28.9.4 An error or mistake under section 93A is “something done incorrectly through ignorance or inadvertence”. Therefore, if there is “a change of opinion of the auditors or accountants in respect of the accounts”, or if there is “a change of mind of the directors of the company in connection with how any part of the accounts should be made up”, the original opinion or decision cannot be regarded as an error or mistake within the meaning of section 93A. (See Extramoney v CIR [1997] 2 HKC 38 at 50)

28.9.5  In the event where the Comptroller is unable to agree with the taxpayer on the amount of tax liable to be paid, he will issue a Notice of Refusal to Amend (commonly known as the “IR 23”). The taxpayer may then bring an appeal against the tax assessment before the ITBR, an administrative tribunal established under section 78. The losing party will have a right of appeal to the High Court. The Court of Appeal is the final appellate court on taxation matters in Singapore.


28.10.1  Taxpayers may apply, for a fee, to IRAS for an advance ruling by the Comptroller under the ARS on the tax treatment that will be accorded to any proposed business arrangement based on an interpretation of current income tax legislation.
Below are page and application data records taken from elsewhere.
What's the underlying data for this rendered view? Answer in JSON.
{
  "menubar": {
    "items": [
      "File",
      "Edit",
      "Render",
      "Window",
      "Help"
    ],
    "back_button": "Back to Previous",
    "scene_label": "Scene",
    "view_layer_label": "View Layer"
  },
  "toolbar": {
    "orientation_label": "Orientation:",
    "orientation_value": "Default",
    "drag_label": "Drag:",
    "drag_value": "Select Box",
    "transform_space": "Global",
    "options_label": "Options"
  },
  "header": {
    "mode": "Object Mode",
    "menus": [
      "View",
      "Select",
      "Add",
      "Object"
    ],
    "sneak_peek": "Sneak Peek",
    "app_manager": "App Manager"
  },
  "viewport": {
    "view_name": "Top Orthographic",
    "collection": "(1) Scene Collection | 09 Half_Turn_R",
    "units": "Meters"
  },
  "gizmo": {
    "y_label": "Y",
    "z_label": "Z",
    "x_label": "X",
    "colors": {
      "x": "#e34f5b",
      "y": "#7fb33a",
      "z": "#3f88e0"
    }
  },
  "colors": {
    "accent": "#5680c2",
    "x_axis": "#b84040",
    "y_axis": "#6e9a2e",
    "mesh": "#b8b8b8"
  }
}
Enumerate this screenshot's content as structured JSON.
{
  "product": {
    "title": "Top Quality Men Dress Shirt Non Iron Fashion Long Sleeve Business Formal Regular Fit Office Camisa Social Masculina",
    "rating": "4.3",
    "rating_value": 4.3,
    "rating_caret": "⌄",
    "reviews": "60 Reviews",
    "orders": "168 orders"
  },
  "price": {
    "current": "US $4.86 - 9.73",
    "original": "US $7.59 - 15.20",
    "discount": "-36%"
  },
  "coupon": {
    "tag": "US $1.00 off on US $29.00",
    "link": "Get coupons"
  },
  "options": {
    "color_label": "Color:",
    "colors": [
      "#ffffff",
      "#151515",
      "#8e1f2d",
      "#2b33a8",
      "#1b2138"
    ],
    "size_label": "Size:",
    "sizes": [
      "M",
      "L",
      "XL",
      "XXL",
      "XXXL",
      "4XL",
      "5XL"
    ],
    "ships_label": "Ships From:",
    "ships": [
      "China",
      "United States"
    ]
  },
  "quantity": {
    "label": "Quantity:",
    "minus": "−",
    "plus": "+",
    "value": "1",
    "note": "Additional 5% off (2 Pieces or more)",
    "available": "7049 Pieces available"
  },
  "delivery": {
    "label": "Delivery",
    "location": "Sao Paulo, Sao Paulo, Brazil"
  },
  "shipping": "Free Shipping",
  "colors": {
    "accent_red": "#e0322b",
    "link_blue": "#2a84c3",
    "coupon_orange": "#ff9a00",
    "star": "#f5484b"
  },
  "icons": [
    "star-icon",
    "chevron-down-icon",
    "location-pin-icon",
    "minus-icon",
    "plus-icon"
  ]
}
The application should be made in accordance with Part I, Seventh Schedule of the ITA. The Comptroller is bound to apply the law in the manner set out in a ruling made under the ARS once it is issued.

28.10.2  Although such a ruling is final and binding on the Comptroller, a taxpayer may choose not to follow the ruling if it is not in the favour of the taxpayer. However, the taxpayer must indicate in his tax return whether he had previously sought an advance ruling and, if so, whether he had relied on that ruling. The Comptroller may make any necessary amendments in accordance with the advance ruling in the course of assessment. The taxpayer may then appeal against the assessment under section 76(2), and the ordinary appeal will follow.

28.10.3 IRAS charges a non-refundable application fee of $620, with a further fee of $155 per hour (or part thereof) beyond the first four hours, spent in consideration of the application, including any time spent consulting with the applicant. IRAS may also levy an additional fee of up to two times that normally charged in cases where an urgent advance ruling is required.

Updated as at 17 May 2018

By: Vincent Ooi
Lecturer, School of Law, Singapore Management University
Research Fellow, Centre for Cross-Border Commercial Law in Asia, Singapore Management University

Irving Aw
Tax Counsel, International Monetary Fund

Joanna Yap
Partner, Withers KhattarWong

Also available at Singapore Law Watch.